A 1031 exchange, also known as a like-kind exchange, is a tax-deferred transaction that allows real estate investors to sell a property and reinvest the proceeds into another property of equal or greater value, without incurring immediate capital gains taxes. This powerful tax strategy is governed by Section 1031 of the Internal Revenue Code and can provide significant financial benefits to investors.
One key aspect of a successful 1031 exchange is the involvement of a qualified intermediary. A qualified intermediary (QI) is a third-party facilitator who helps facilitate the exchange process and ensures compliance with IRS regulations. The QI holds the proceeds from the sale of the relinquished property in a segregated account, known as an exchange escrow account, until the funds are used to acquire the replacement property. By using a QI, investors can avoid constructive receipt of the funds and maintain the tax-deferred status of the exchange.
When selecting a qualified intermediary, it is crucial to choose a reputable and experienced professional. The QI should have a deep understanding of 1031 exchanges and be well-versed in IRS regulations. They should also have a strong track record of successfully facilitating exchanges and providing reliable and efficient services. It is recommended to research and interview multiple QIs before making a decision to ensure you find the right fit for your specific needs.

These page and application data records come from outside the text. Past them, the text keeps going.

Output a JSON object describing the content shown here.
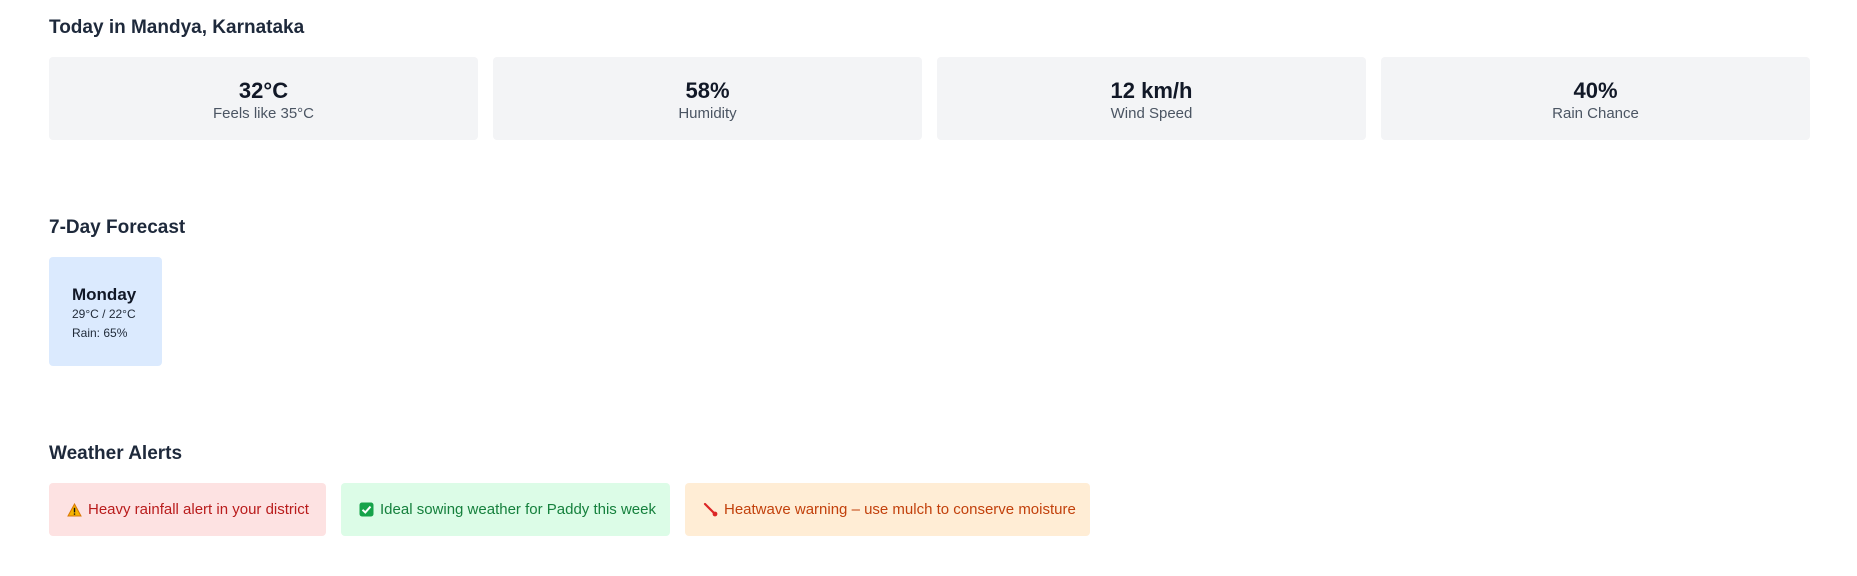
{
  "today": {
    "title": "Today in Mandya, Karnataka",
    "stats": [
      {
        "value": "32°C",
        "label": "Feels like 35°C"
      },
      {
        "value": "58%",
        "label": "Humidity"
      },
      {
        "value": "12 km/h",
        "label": "Wind Speed"
      },
      {
        "value": "40%",
        "label": "Rain Chance"
      }
    ]
  },
  "forecast": {
    "title": "7-Day Forecast",
    "days": [
      {
        "day": "Monday",
        "temps": "29°C / 22°C",
        "rain": "Rain: 65%"
      }
    ]
  },
  "alerts": {
    "title": "Weather Alerts",
    "items": [
      {
        "icon": "warning-icon",
        "text": "Heavy rainfall alert in your district",
        "color": "#b91c1c"
      },
      {
        "icon": "check-icon",
        "text": "Ideal sowing weather for Paddy this week",
        "color": "#15803d"
      },
      {
        "icon": "thermometer-icon",
        "text": "Heatwave warning – use mulch to conserve moisture",
        "color": "#c2410c"
      }
    ]
  }
}
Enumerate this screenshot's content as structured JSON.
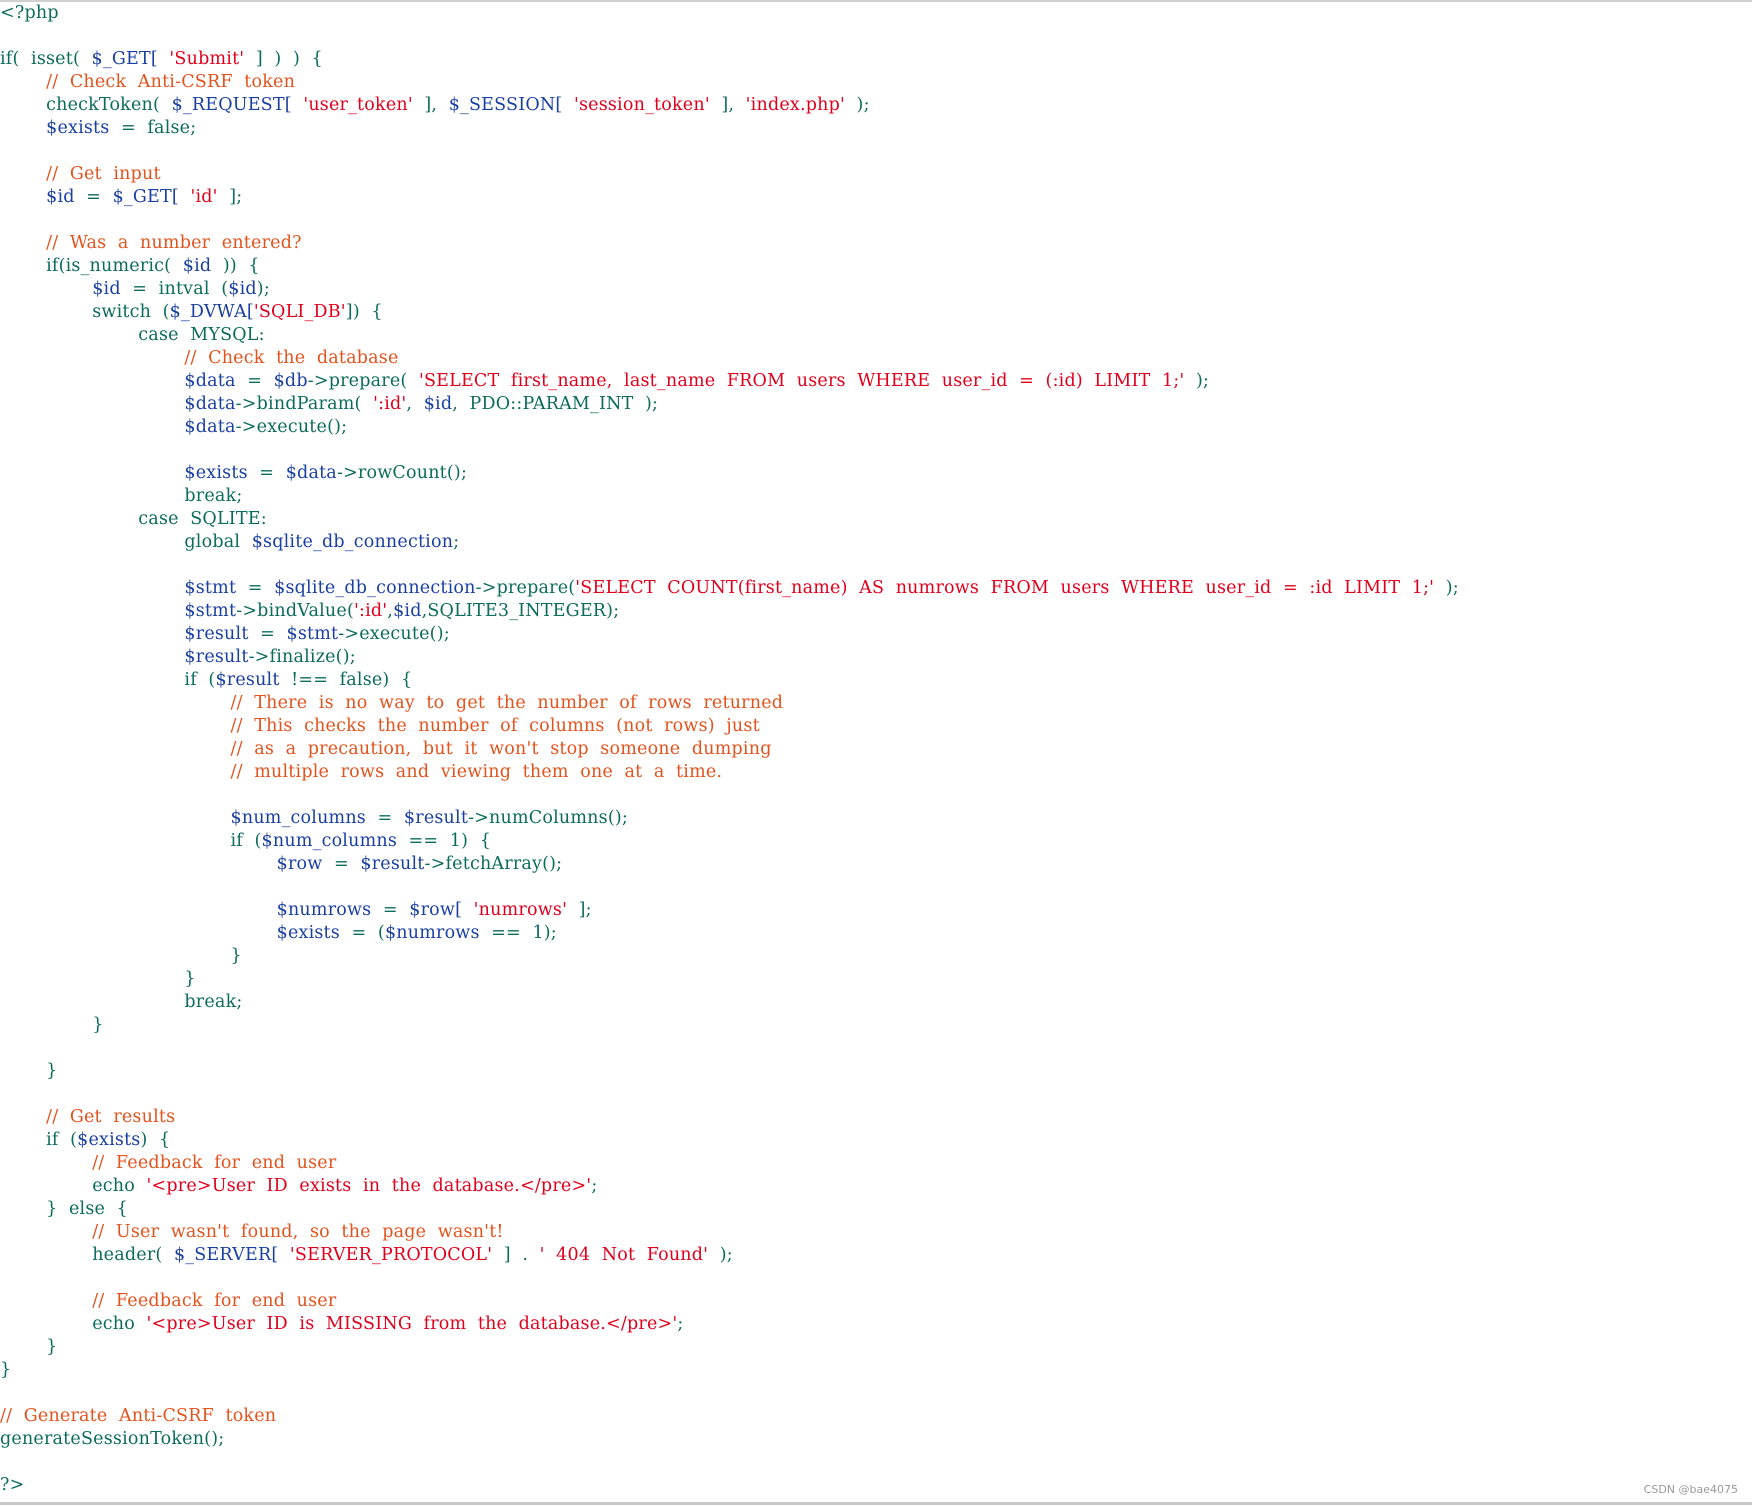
{
  "editor": {
    "lines": [
      [
        {
          "t": "<?php",
          "c": "default"
        }
      ],
      [],
      [
        {
          "t": "if(  isset(  ",
          "c": "default"
        },
        {
          "t": "$_GET[",
          "c": "variable"
        },
        {
          "t": "  ",
          "c": "default"
        },
        {
          "t": "'Submit'",
          "c": "string"
        },
        {
          "t": "  ]  )  )  {",
          "c": "default"
        }
      ],
      [
        {
          "t": "        //  Check  Anti-CSRF  token",
          "c": "comment"
        }
      ],
      [
        {
          "t": "        checkToken(  ",
          "c": "default"
        },
        {
          "t": "$_REQUEST[",
          "c": "variable"
        },
        {
          "t": "  ",
          "c": "default"
        },
        {
          "t": "'user_token'",
          "c": "string"
        },
        {
          "t": "  ],  ",
          "c": "default"
        },
        {
          "t": "$_SESSION[",
          "c": "variable"
        },
        {
          "t": "  ",
          "c": "default"
        },
        {
          "t": "'session_token'",
          "c": "string"
        },
        {
          "t": "  ],  ",
          "c": "default"
        },
        {
          "t": "'index.php'",
          "c": "string"
        },
        {
          "t": "  );",
          "c": "default"
        }
      ],
      [
        {
          "t": "        ",
          "c": "default"
        },
        {
          "t": "$exists",
          "c": "variable"
        },
        {
          "t": "  =  false;",
          "c": "default"
        }
      ],
      [],
      [
        {
          "t": "        //  Get  input",
          "c": "comment"
        }
      ],
      [
        {
          "t": "        ",
          "c": "default"
        },
        {
          "t": "$id",
          "c": "variable"
        },
        {
          "t": "  =  ",
          "c": "default"
        },
        {
          "t": "$_GET[",
          "c": "variable"
        },
        {
          "t": "  ",
          "c": "default"
        },
        {
          "t": "'id'",
          "c": "string"
        },
        {
          "t": "  ];",
          "c": "default"
        }
      ],
      [],
      [
        {
          "t": "        //  Was  a  number  entered?",
          "c": "comment"
        }
      ],
      [
        {
          "t": "        if(is_numeric(  ",
          "c": "default"
        },
        {
          "t": "$id",
          "c": "variable"
        },
        {
          "t": "  ))  {",
          "c": "default"
        }
      ],
      [
        {
          "t": "                ",
          "c": "default"
        },
        {
          "t": "$id",
          "c": "variable"
        },
        {
          "t": "  =  intval  (",
          "c": "default"
        },
        {
          "t": "$id",
          "c": "variable"
        },
        {
          "t": ");",
          "c": "default"
        }
      ],
      [
        {
          "t": "                switch  (",
          "c": "default"
        },
        {
          "t": "$_DVWA[",
          "c": "variable"
        },
        {
          "t": "'SQLI_DB'",
          "c": "string"
        },
        {
          "t": "])  {",
          "c": "default"
        }
      ],
      [
        {
          "t": "                        case  MYSQL:",
          "c": "default"
        }
      ],
      [
        {
          "t": "                                //  Check  the  database",
          "c": "comment"
        }
      ],
      [
        {
          "t": "                                ",
          "c": "default"
        },
        {
          "t": "$data",
          "c": "variable"
        },
        {
          "t": "  =  ",
          "c": "default"
        },
        {
          "t": "$db",
          "c": "variable"
        },
        {
          "t": "->prepare(  ",
          "c": "default"
        },
        {
          "t": "'SELECT  first_name,  last_name  FROM  users  WHERE  user_id  =  (:id)  LIMIT  1;'",
          "c": "string"
        },
        {
          "t": "  );",
          "c": "default"
        }
      ],
      [
        {
          "t": "                                ",
          "c": "default"
        },
        {
          "t": "$data",
          "c": "variable"
        },
        {
          "t": "->bindParam(  ",
          "c": "default"
        },
        {
          "t": "':id'",
          "c": "string"
        },
        {
          "t": ",  ",
          "c": "default"
        },
        {
          "t": "$id",
          "c": "variable"
        },
        {
          "t": ",  PDO::PARAM_INT  );",
          "c": "default"
        }
      ],
      [
        {
          "t": "                                ",
          "c": "default"
        },
        {
          "t": "$data",
          "c": "variable"
        },
        {
          "t": "->execute();",
          "c": "default"
        }
      ],
      [],
      [
        {
          "t": "                                ",
          "c": "default"
        },
        {
          "t": "$exists",
          "c": "variable"
        },
        {
          "t": "  =  ",
          "c": "default"
        },
        {
          "t": "$data",
          "c": "variable"
        },
        {
          "t": "->rowCount();",
          "c": "default"
        }
      ],
      [
        {
          "t": "                                break;",
          "c": "default"
        }
      ],
      [
        {
          "t": "                        case  SQLITE:",
          "c": "default"
        }
      ],
      [
        {
          "t": "                                global  ",
          "c": "default"
        },
        {
          "t": "$sqlite_db_connection",
          "c": "variable"
        },
        {
          "t": ";",
          "c": "default"
        }
      ],
      [],
      [
        {
          "t": "                                ",
          "c": "default"
        },
        {
          "t": "$stmt",
          "c": "variable"
        },
        {
          "t": "  =  ",
          "c": "default"
        },
        {
          "t": "$sqlite_db_connection",
          "c": "variable"
        },
        {
          "t": "->prepare(",
          "c": "default"
        },
        {
          "t": "'SELECT  COUNT(first_name)  AS  numrows  FROM  users  WHERE  user_id  =  :id  LIMIT  1;'",
          "c": "string"
        },
        {
          "t": "  );",
          "c": "default"
        }
      ],
      [
        {
          "t": "                                ",
          "c": "default"
        },
        {
          "t": "$stmt",
          "c": "variable"
        },
        {
          "t": "->bindValue(",
          "c": "default"
        },
        {
          "t": "':id'",
          "c": "string"
        },
        {
          "t": ",",
          "c": "default"
        },
        {
          "t": "$id",
          "c": "variable"
        },
        {
          "t": ",SQLITE3_INTEGER);",
          "c": "default"
        }
      ],
      [
        {
          "t": "                                ",
          "c": "default"
        },
        {
          "t": "$result",
          "c": "variable"
        },
        {
          "t": "  =  ",
          "c": "default"
        },
        {
          "t": "$stmt",
          "c": "variable"
        },
        {
          "t": "->execute();",
          "c": "default"
        }
      ],
      [
        {
          "t": "                                ",
          "c": "default"
        },
        {
          "t": "$result",
          "c": "variable"
        },
        {
          "t": "->finalize();",
          "c": "default"
        }
      ],
      [
        {
          "t": "                                if  (",
          "c": "default"
        },
        {
          "t": "$result",
          "c": "variable"
        },
        {
          "t": "  !==  false)  {",
          "c": "default"
        }
      ],
      [
        {
          "t": "                                        //  There  is  no  way  to  get  the  number  of  rows  returned",
          "c": "comment"
        }
      ],
      [
        {
          "t": "                                        //  This  checks  the  number  of  columns  (not  rows)  just",
          "c": "comment"
        }
      ],
      [
        {
          "t": "                                        //  as  a  precaution,  but  it  won't  stop  someone  dumping",
          "c": "comment"
        }
      ],
      [
        {
          "t": "                                        //  multiple  rows  and  viewing  them  one  at  a  time.",
          "c": "comment"
        }
      ],
      [],
      [
        {
          "t": "                                        ",
          "c": "default"
        },
        {
          "t": "$num_columns",
          "c": "variable"
        },
        {
          "t": "  =  ",
          "c": "default"
        },
        {
          "t": "$result",
          "c": "variable"
        },
        {
          "t": "->numColumns();",
          "c": "default"
        }
      ],
      [
        {
          "t": "                                        if  (",
          "c": "default"
        },
        {
          "t": "$num_columns",
          "c": "variable"
        },
        {
          "t": "  ==  1)  {",
          "c": "default"
        }
      ],
      [
        {
          "t": "                                                ",
          "c": "default"
        },
        {
          "t": "$row",
          "c": "variable"
        },
        {
          "t": "  =  ",
          "c": "default"
        },
        {
          "t": "$result",
          "c": "variable"
        },
        {
          "t": "->fetchArray();",
          "c": "default"
        }
      ],
      [],
      [
        {
          "t": "                                                ",
          "c": "default"
        },
        {
          "t": "$numrows",
          "c": "variable"
        },
        {
          "t": "  =  ",
          "c": "default"
        },
        {
          "t": "$row[",
          "c": "variable"
        },
        {
          "t": "  ",
          "c": "default"
        },
        {
          "t": "'numrows'",
          "c": "string"
        },
        {
          "t": "  ];",
          "c": "default"
        }
      ],
      [
        {
          "t": "                                                ",
          "c": "default"
        },
        {
          "t": "$exists",
          "c": "variable"
        },
        {
          "t": "  =  (",
          "c": "default"
        },
        {
          "t": "$numrows",
          "c": "variable"
        },
        {
          "t": "  ==  1);",
          "c": "default"
        }
      ],
      [
        {
          "t": "                                        }",
          "c": "default"
        }
      ],
      [
        {
          "t": "                                }",
          "c": "default"
        }
      ],
      [
        {
          "t": "                                break;",
          "c": "default"
        }
      ],
      [
        {
          "t": "                }",
          "c": "default"
        }
      ],
      [],
      [
        {
          "t": "        }",
          "c": "default"
        }
      ],
      [],
      [
        {
          "t": "        //  Get  results",
          "c": "comment"
        }
      ],
      [
        {
          "t": "        if  (",
          "c": "default"
        },
        {
          "t": "$exists",
          "c": "variable"
        },
        {
          "t": ")  {",
          "c": "default"
        }
      ],
      [
        {
          "t": "                //  Feedback  for  end  user",
          "c": "comment"
        }
      ],
      [
        {
          "t": "                echo  ",
          "c": "default"
        },
        {
          "t": "'<pre>User  ID  exists  in  the  database.</pre>'",
          "c": "string"
        },
        {
          "t": ";",
          "c": "default"
        }
      ],
      [
        {
          "t": "        }  else  {",
          "c": "default"
        }
      ],
      [
        {
          "t": "                //  User  wasn't  found,  so  the  page  wasn't!",
          "c": "comment"
        }
      ],
      [
        {
          "t": "                header(  ",
          "c": "default"
        },
        {
          "t": "$_SERVER[",
          "c": "variable"
        },
        {
          "t": "  ",
          "c": "default"
        },
        {
          "t": "'SERVER_PROTOCOL'",
          "c": "string"
        },
        {
          "t": "  ]  .  ",
          "c": "default"
        },
        {
          "t": "'  404  Not  Found'",
          "c": "string"
        },
        {
          "t": "  );",
          "c": "default"
        }
      ],
      [],
      [
        {
          "t": "                //  Feedback  for  end  user",
          "c": "comment"
        }
      ],
      [
        {
          "t": "                echo  ",
          "c": "default"
        },
        {
          "t": "'<pre>User  ID  is  MISSING  from  the  database.</pre>'",
          "c": "string"
        },
        {
          "t": ";",
          "c": "default"
        }
      ],
      [
        {
          "t": "        }",
          "c": "default"
        }
      ],
      [
        {
          "t": "}",
          "c": "default"
        }
      ],
      [],
      [
        {
          "t": "//  Generate  Anti-CSRF  token",
          "c": "comment"
        }
      ],
      [
        {
          "t": "generateSessionToken();",
          "c": "default"
        }
      ],
      [],
      [
        {
          "t": "?>",
          "c": "default"
        }
      ]
    ]
  },
  "watermark": "CSDN @bae4075",
  "colors": {
    "default": "#0b6b5d",
    "comment": "#e2531d",
    "string": "#e0001c",
    "variable": "#1a3fa3"
  }
}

It is important to note that not all properties are eligible for a 1031 exchange. The properties involved in the exchange must be held for investment or business purposes, such as rental properties or commercial buildings. Personal residences or properties held primarily for personal use do not qualify for a 1031 exchange. Additionally, there are strict timelines and rules that must be followed to successfully complete a 1031 exchange, including identifying replacement properties within 45 days of the sale and completing the exchange within 180 days.
Overall, a 1031 exchange can be a valuable tool for real estate investors looking to defer capital gains taxes and maximize their investment potential. By working with a qualified intermediary and understanding the rules and regulations surrounding 1031 exchanges, investors can take advantage of this tax-saving strategy and continue to grow their real estate portfolio.